[Provided records — start]
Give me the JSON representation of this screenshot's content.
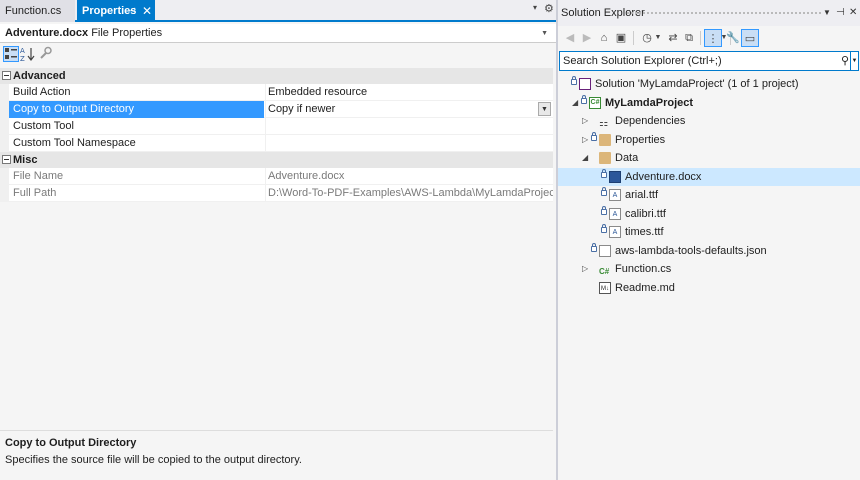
{
  "tabs": [
    {
      "label": "Function.cs",
      "active": false
    },
    {
      "label": "Properties",
      "active": true
    }
  ],
  "tab_controls": {
    "pin_glyph": "⊣",
    "close_glyph": "✕",
    "dropdown_glyph": "▾",
    "gear_glyph": "⚙"
  },
  "object_selector": {
    "name": "Adventure.docx",
    "type": "File Properties"
  },
  "property_toolbar": {
    "buttons": [
      "categorized-icon",
      "alphabetical-icon",
      "property-pages-icon"
    ],
    "selected": "categorized-icon"
  },
  "categories": [
    {
      "name": "Advanced",
      "rows": [
        {
          "name": "Build Action",
          "value": "Embedded resource",
          "selected": false,
          "readonly": false
        },
        {
          "name": "Copy to Output Directory",
          "value": "Copy if newer",
          "selected": true,
          "readonly": false
        },
        {
          "name": "Custom Tool",
          "value": "",
          "selected": false,
          "readonly": false
        },
        {
          "name": "Custom Tool Namespace",
          "value": "",
          "selected": false,
          "readonly": false
        }
      ]
    },
    {
      "name": "Misc",
      "rows": [
        {
          "name": "File Name",
          "value": "Adventure.docx",
          "selected": false,
          "readonly": true
        },
        {
          "name": "Full Path",
          "value": "D:\\Word-To-PDF-Examples\\AWS-Lambda\\MyLamdaProject\\MyLamdaProject\\Data\\Adventure.docx",
          "selected": false,
          "readonly": true
        }
      ]
    }
  ],
  "description": {
    "title": "Copy to Output Directory",
    "text": "Specifies the source file will be copied to the output directory."
  },
  "solution_explorer": {
    "title": "Solution Explorer",
    "search_placeholder": "Search Solution Explorer (Ctrl+;)",
    "tree": [
      {
        "label": "Solution 'MyLamdaProject' (1 of 1 project)",
        "level": 0,
        "icon": "solution-icon",
        "expander": "",
        "lock": true,
        "bold": false,
        "selected": false
      },
      {
        "label": "MyLamdaProject",
        "level": 1,
        "icon": "csharp-project-icon",
        "expander": "◢",
        "lock": true,
        "bold": true,
        "selected": false
      },
      {
        "label": "Dependencies",
        "level": 2,
        "icon": "dependencies-icon",
        "expander": "▷",
        "lock": false,
        "bold": false,
        "selected": false
      },
      {
        "label": "Properties",
        "level": 2,
        "icon": "wrench-folder-icon",
        "expander": "▷",
        "lock": true,
        "bold": false,
        "selected": false
      },
      {
        "label": "Data",
        "level": 2,
        "icon": "folder-icon",
        "expander": "◢",
        "lock": false,
        "bold": false,
        "selected": false
      },
      {
        "label": "Adventure.docx",
        "level": 3,
        "icon": "word-document-icon",
        "expander": "",
        "lock": true,
        "bold": false,
        "selected": true
      },
      {
        "label": "arial.ttf",
        "level": 3,
        "icon": "font-file-icon",
        "expander": "",
        "lock": true,
        "bold": false,
        "selected": false
      },
      {
        "label": "calibri.ttf",
        "level": 3,
        "icon": "font-file-icon",
        "expander": "",
        "lock": true,
        "bold": false,
        "selected": false
      },
      {
        "label": "times.ttf",
        "level": 3,
        "icon": "font-file-icon",
        "expander": "",
        "lock": true,
        "bold": false,
        "selected": false
      },
      {
        "label": "aws-lambda-tools-defaults.json",
        "level": 2,
        "icon": "json-file-icon",
        "expander": "",
        "lock": true,
        "bold": false,
        "selected": false
      },
      {
        "label": "Function.cs",
        "level": 2,
        "icon": "csharp-file-icon",
        "expander": "▷",
        "lock": false,
        "bold": false,
        "selected": false
      },
      {
        "label": "Readme.md",
        "level": 2,
        "icon": "markdown-file-icon",
        "expander": "",
        "lock": false,
        "bold": false,
        "selected": false
      }
    ]
  },
  "colors": {
    "accent": "#007acc",
    "selection": "#3399ff",
    "tree_selection": "#cce8ff"
  }
}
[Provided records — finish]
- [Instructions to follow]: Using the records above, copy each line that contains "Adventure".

- [Task response]:
    "name": "Adventure.docx",
          "value": "Adventure.docx",
          "value": "D:\\Word-To-PDF-Examples\\AWS-Lambda\\MyLamdaProject\\MyLamdaProject\\Data\\Adventure.docx",
        "label": "Adventure.docx",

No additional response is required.